The transportation industry has been radically transformed by the integration of telematics and the Internet of Things (IoT) technologies. Together, they are changing the entire landscape of businesses. A similar thing was seen in Houston where connected car technology was used for monitoring environmental pollution. Although other cities were seen monitoring sites several miles apart by operating “MAAML,” for “mobile ambient air monitoring laboratory,” a modified Ford E-Series camper filled with instruments and sensors, that were dispatched to hot spots.

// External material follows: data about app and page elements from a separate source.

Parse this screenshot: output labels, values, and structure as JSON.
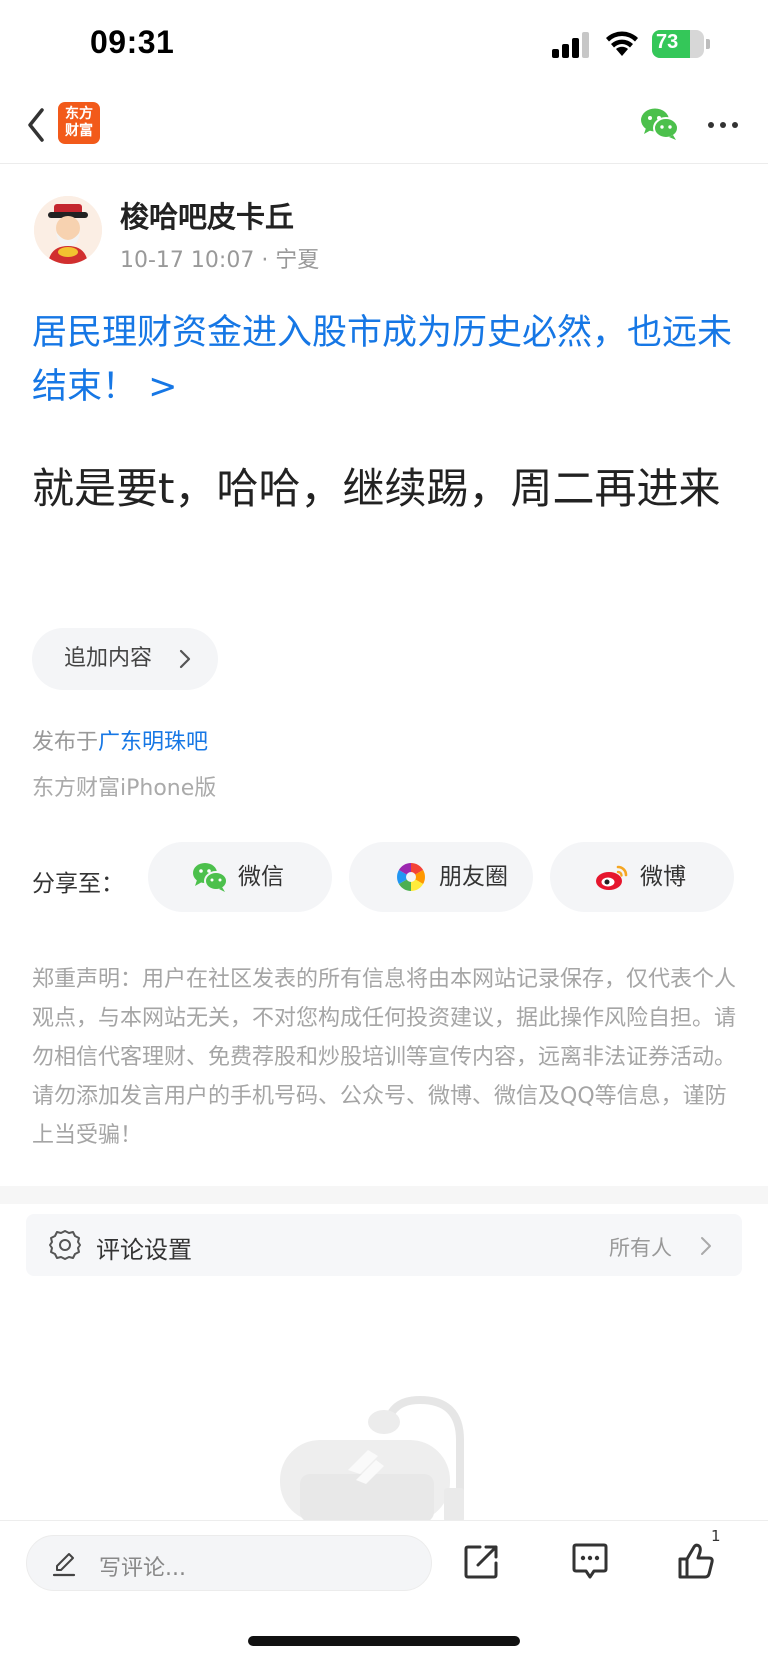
{
  "status_bar": {
    "time": "09:31",
    "battery": "73",
    "battery_level": 0.73
  },
  "nav": {
    "logo_line1": "东方",
    "logo_line2": "财富"
  },
  "author": {
    "name": "梭哈吧皮卡丘",
    "meta": "10-17 10:07 · 宁夏"
  },
  "post": {
    "topic_link": "居民理财资金进入股市成为历史必然，也远未结束！ >",
    "body": "就是要t，哈哈，继续踢，周二再进来",
    "append_label": "追加内容",
    "publish_prefix": "发布于",
    "board": "广东明珠吧",
    "client": "东方财富iPhone版"
  },
  "share": {
    "label": "分享至：",
    "targets": [
      {
        "label": "微信",
        "icon": "wechat-icon"
      },
      {
        "label": "朋友圈",
        "icon": "moments-icon"
      },
      {
        "label": "微博",
        "icon": "weibo-icon"
      }
    ]
  },
  "disclaimer": "郑重声明：用户在社区发表的所有信息将由本网站记录保存，仅代表个人观点，与本网站无关，不对您构成任何投资建议，据此操作风险自担。请勿相信代客理财、免费荐股和炒股培训等宣传内容，远离非法证券活动。请勿添加发言用户的手机号码、公众号、微博、微信及QQ等信息，谨防上当受骗！",
  "comment_settings": {
    "label": "评论设置",
    "value": "所有人"
  },
  "bottom_bar": {
    "placeholder": "写评论...",
    "like_count": "1"
  },
  "colors": {
    "link": "#1677e5",
    "brand": "#f25a1a",
    "wechat": "#4cc04c",
    "weibo": "#e6162d"
  }
}
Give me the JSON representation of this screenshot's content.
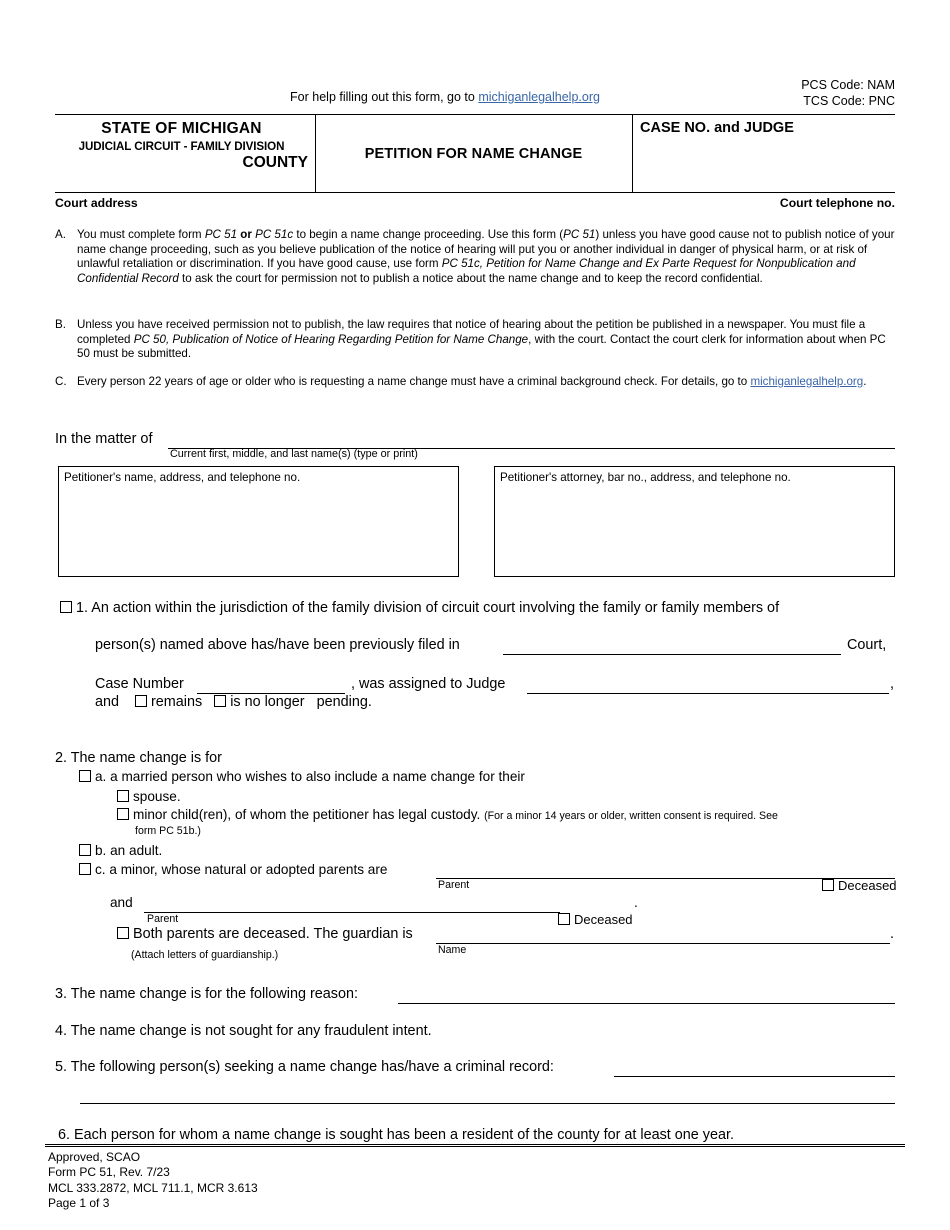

Recently, Houston monitored the quality of air by using two regular vehicles doing their regular jobs but equipped with magnets. These magnets are “hats” that use antenna-style intakes and optical particle counters to measure levels of black carbon and PM2.5, a form of particulate matter, wherever and whenever the vehicles are in use. These vehicles were expected to travel a fraction of Houston’s roads and highways but even then they find the few hot spots. It is said in an official statement that to monitor the 30% of the city’s air, 30 vehicles equipped with air-quality hats for six months, would be sufficient. It is not necessary to equip thousands of vehicles for monitoring but choosing the right vehicle is the key; which can be done with telematics.
The experiment conducted by the Houston Health Department indicated the new level of insight into vehicle performance and driver safety. According to their official statement, the biggest thing that they gained was the safety aspect.
The Houston/ Environment Defense Fund is one of the many examples where the emerging connected car technology is used; leveraging the miles traveled by city-owned vehicles to collect and report data the city can use to identify and redress the problems not necessarily related to the fleet — all while optimizing fleet operations.